Course Meeting Times:
Lectures: 2 sessions / week, 1 hour / session
Recitations: 1 session / week, 1 hour / session
There are no prerequisites for this course, although some calculus at the level of 18.01 Single Variable Calculus will be used.
This course is offered in two alternative formats. Both formats use the same materials, cover the same topics, and have the same required homework and exams.
- Lecture-Recitation: Students attend two one-hour lectures by Prof. Gruber, as well as a one-hour recitation. During recitations, instructors will introduce new material, and not simply review past assignments.
Recitation Only: Students attend three one-hour sessions each week. Recitations are taught by graduate students but are organized to closely follow the lecture material so that there is little variation in content or teaching style between sections.
Choosing an Option:
During the first two weeks of the semester, students may switch between formats. At the due date of the first homework, students must declare which section they are in, by attending section and signing in. This will automatically enroll them in that choice. Thereafter a student can change only with special faculty approval. If sessions are extremely unbalanced, the faculty reserves the right to reassign students.
There is no formal textbook for the course. If students are interested in further reading, they can look at the following book:
Course Requirements and Grading
There will be 10 mandatory problem sets which will be individually graded and returned to the students. At the end of the term, students will have the nine best homework grades cumulated and this will count for 25% of the final course grade.
There will be one mid-term exam held.

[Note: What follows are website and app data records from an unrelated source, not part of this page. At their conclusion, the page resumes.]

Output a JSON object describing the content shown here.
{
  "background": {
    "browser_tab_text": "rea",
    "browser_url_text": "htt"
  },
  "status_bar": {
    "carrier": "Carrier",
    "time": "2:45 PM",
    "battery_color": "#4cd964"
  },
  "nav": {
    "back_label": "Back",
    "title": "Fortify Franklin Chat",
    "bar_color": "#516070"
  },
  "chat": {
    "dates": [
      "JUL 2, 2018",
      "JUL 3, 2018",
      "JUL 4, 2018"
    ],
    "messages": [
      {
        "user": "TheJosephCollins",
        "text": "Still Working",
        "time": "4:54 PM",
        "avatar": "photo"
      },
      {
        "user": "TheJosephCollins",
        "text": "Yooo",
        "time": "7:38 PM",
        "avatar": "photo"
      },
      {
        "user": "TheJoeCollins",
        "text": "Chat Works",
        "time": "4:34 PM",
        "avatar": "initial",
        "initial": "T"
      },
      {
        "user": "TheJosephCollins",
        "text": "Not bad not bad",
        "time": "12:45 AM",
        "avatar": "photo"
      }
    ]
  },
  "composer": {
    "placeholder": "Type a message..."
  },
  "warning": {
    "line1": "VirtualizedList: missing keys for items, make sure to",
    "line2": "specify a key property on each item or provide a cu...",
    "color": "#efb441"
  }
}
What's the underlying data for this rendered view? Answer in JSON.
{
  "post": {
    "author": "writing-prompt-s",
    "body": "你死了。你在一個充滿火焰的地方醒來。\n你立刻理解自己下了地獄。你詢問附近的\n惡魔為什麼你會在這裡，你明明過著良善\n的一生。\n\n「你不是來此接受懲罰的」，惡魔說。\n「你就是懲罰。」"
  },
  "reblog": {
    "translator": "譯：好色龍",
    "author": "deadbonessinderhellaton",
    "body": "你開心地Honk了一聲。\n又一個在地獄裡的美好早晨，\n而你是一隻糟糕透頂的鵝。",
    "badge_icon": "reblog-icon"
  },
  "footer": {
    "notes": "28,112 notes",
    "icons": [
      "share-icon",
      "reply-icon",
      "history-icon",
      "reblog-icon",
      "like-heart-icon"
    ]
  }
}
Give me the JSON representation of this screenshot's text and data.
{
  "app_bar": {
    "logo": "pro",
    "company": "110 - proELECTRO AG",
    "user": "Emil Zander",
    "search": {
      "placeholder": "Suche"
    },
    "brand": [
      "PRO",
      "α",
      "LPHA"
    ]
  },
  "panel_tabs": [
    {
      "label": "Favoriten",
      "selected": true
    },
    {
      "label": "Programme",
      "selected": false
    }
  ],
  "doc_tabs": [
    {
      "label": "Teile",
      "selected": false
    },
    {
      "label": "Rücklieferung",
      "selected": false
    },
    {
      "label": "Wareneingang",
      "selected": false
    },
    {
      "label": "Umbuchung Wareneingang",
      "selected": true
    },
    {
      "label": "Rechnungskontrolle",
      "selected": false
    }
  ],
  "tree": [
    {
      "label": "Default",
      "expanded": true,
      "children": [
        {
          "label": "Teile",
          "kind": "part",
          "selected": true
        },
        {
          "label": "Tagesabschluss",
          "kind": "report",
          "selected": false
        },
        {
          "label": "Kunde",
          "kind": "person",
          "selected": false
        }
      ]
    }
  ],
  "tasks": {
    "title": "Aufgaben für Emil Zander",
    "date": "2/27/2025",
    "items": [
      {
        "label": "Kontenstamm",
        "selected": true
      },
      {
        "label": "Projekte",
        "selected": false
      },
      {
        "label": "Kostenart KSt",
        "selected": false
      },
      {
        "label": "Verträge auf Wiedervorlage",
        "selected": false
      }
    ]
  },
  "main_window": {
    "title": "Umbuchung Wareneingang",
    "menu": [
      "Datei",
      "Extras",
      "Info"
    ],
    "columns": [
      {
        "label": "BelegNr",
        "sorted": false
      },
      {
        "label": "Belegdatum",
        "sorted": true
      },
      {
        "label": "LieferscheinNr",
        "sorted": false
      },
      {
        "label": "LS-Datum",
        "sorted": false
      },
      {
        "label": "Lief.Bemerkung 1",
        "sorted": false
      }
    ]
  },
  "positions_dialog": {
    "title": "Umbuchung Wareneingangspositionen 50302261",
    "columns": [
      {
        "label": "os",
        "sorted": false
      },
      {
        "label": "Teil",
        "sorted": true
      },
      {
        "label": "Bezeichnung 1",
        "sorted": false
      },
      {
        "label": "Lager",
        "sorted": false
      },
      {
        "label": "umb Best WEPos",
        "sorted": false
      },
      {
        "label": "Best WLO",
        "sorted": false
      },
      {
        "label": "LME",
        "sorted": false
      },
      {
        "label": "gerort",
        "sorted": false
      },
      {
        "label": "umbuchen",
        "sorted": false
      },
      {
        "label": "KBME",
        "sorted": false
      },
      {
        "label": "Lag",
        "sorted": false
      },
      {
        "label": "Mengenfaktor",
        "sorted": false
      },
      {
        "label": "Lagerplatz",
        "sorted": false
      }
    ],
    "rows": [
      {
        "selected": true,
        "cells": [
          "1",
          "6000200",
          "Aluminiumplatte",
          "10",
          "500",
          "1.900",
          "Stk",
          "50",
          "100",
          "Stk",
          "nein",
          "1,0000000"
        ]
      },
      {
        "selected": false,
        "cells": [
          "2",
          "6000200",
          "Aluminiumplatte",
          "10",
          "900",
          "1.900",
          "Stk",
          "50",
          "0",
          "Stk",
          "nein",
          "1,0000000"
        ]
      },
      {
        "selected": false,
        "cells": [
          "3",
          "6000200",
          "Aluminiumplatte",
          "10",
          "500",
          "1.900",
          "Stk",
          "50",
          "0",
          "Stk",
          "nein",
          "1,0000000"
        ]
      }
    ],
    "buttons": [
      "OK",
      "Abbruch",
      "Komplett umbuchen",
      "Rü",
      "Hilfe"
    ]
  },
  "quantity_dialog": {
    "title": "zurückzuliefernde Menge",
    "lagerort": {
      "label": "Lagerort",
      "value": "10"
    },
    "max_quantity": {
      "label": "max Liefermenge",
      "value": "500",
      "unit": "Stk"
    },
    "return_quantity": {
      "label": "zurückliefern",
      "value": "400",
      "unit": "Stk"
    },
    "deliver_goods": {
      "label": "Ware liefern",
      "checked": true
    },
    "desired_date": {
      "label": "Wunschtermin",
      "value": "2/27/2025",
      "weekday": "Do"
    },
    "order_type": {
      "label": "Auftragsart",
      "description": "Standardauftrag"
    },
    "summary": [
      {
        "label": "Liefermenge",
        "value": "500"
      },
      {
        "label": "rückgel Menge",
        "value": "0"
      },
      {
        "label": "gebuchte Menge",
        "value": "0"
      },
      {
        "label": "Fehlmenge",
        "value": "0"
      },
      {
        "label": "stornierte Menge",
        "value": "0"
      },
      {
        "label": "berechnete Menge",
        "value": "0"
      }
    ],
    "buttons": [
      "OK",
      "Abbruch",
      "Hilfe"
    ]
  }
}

This will be 2 hours long, and will count as 25% of the grade. There will also be a three-hour final during finals period, which will be cumulative and cover all of the course materials. This will count as the remaining 50% of the grade.
Individual versus Joint Work
All assignments, including homework and exams, will be submitted and graded individually. Students may work together on problem sets, but they all have to individually write up the answer. Also, collaboration during exams will be considered a breach of academic honesty.